● **Problem**:
The reply should hold every entry exactly as written and none of the pictures.

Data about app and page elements

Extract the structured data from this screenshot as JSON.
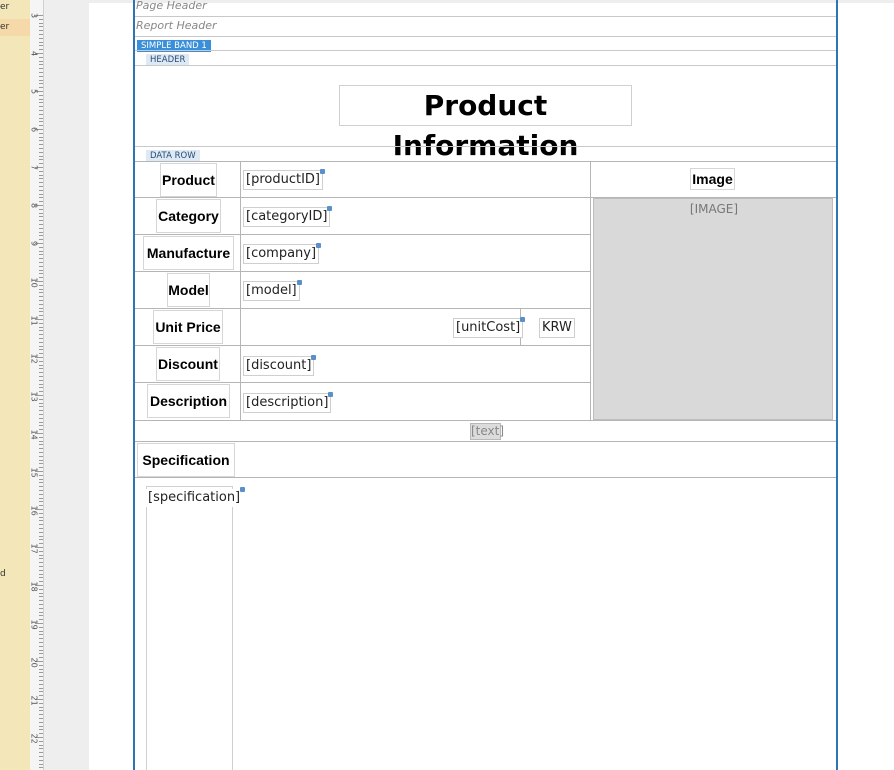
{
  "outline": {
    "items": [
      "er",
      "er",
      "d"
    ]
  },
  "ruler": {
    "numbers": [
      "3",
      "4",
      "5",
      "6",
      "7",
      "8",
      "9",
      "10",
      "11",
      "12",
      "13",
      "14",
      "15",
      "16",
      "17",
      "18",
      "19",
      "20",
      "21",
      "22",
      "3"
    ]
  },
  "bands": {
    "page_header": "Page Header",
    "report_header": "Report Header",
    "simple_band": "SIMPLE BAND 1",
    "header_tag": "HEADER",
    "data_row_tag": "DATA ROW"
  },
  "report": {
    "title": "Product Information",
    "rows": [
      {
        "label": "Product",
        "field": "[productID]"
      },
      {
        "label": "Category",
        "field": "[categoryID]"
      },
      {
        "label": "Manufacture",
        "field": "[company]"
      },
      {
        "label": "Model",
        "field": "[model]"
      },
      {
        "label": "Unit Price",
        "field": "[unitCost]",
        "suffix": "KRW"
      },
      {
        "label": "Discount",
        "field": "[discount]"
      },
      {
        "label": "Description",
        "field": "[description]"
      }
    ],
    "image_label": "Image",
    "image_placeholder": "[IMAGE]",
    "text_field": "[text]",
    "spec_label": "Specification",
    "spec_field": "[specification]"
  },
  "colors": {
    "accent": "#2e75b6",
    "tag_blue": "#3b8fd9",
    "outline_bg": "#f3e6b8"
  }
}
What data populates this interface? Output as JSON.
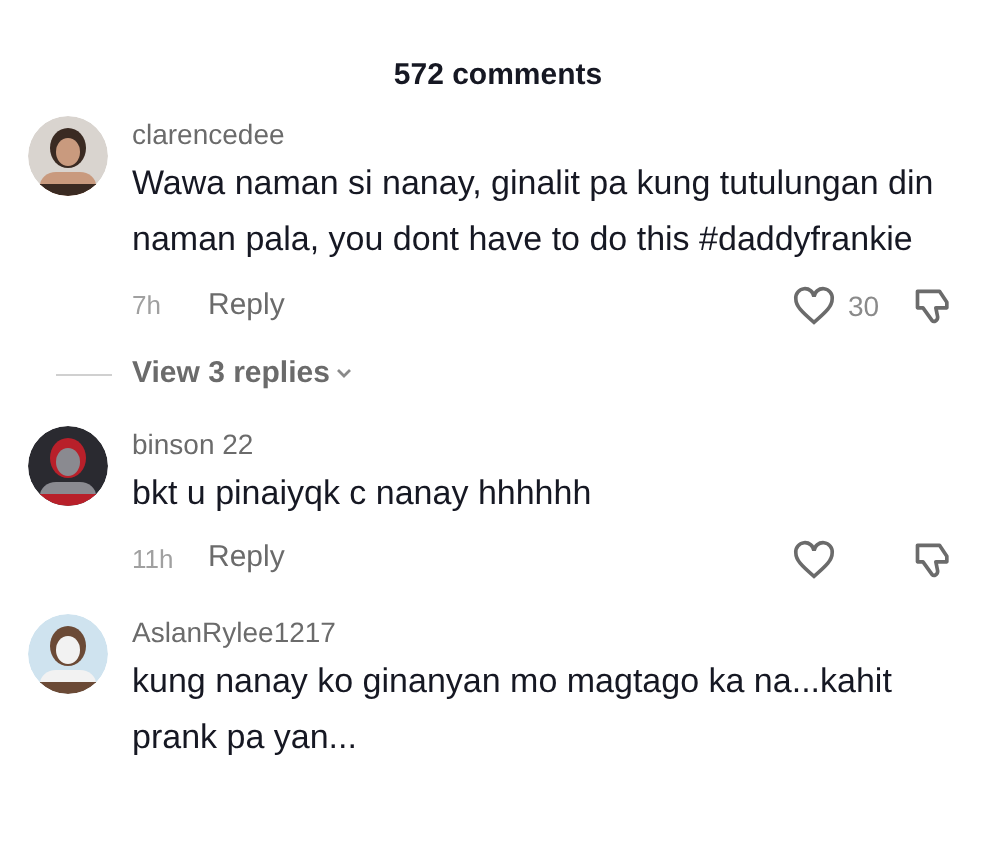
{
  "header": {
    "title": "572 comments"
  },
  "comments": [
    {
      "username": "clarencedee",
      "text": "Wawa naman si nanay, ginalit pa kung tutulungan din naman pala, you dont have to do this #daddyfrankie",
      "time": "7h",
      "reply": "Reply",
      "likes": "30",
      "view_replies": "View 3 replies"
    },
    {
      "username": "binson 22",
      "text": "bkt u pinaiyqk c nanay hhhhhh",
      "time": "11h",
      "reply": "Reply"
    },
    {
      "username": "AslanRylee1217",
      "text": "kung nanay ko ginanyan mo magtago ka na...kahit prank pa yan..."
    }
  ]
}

● **Task output**:
Extract the structured data from this screenshot as JSON.
{
  "outline": {
    "items": [
      "er",
      "er",
      "d"
    ]
  },
  "ruler": {
    "numbers": [
      "3",
      "4",
      "5",
      "6",
      "7",
      "8",
      "9",
      "10",
      "11",
      "12",
      "13",
      "14",
      "15",
      "16",
      "17",
      "18",
      "19",
      "20",
      "21",
      "22",
      "3"
    ]
  },
  "bands": {
    "page_header": "Page Header",
    "report_header": "Report Header",
    "simple_band": "SIMPLE BAND 1",
    "header_tag": "HEADER",
    "data_row_tag": "DATA ROW"
  },
  "report": {
    "title": "Product Information",
    "rows": [
      {
        "label": "Product",
        "field": "[productID]"
      },
      {
        "label": "Category",
        "field": "[categoryID]"
      },
      {
        "label": "Manufacture",
        "field": "[company]"
      },
      {
        "label": "Model",
        "field": "[model]"
      },
      {
        "label": "Unit Price",
        "field": "[unitCost]",
        "suffix": "KRW"
      },
      {
        "label": "Discount",
        "field": "[discount]"
      },
      {
        "label": "Description",
        "field": "[description]"
      }
    ],
    "image_label": "Image",
    "image_placeholder": "[IMAGE]",
    "text_field": "[text]",
    "spec_label": "Specification",
    "spec_field": "[specification]"
  },
  "colors": {
    "accent": "#2e75b6",
    "tag_blue": "#3b8fd9",
    "outline_bg": "#f3e6b8"
  }
}
What data populates this interface? Output as JSON.
{
  "header": {
    "title": "572 comments"
  },
  "comments": [
    {
      "username": "clarencedee",
      "text": "Wawa naman si nanay, ginalit pa kung tutulungan din naman pala, you dont have to do this #daddyfrankie",
      "time": "7h",
      "reply": "Reply",
      "likes": "30",
      "view_replies": "View 3 replies"
    },
    {
      "username": "binson 22",
      "text": "bkt u pinaiyqk c nanay hhhhhh",
      "time": "11h",
      "reply": "Reply"
    },
    {
      "username": "AslanRylee1217",
      "text": "kung nanay ko ginanyan mo magtago ka na...kahit prank pa yan..."
    }
  ]
}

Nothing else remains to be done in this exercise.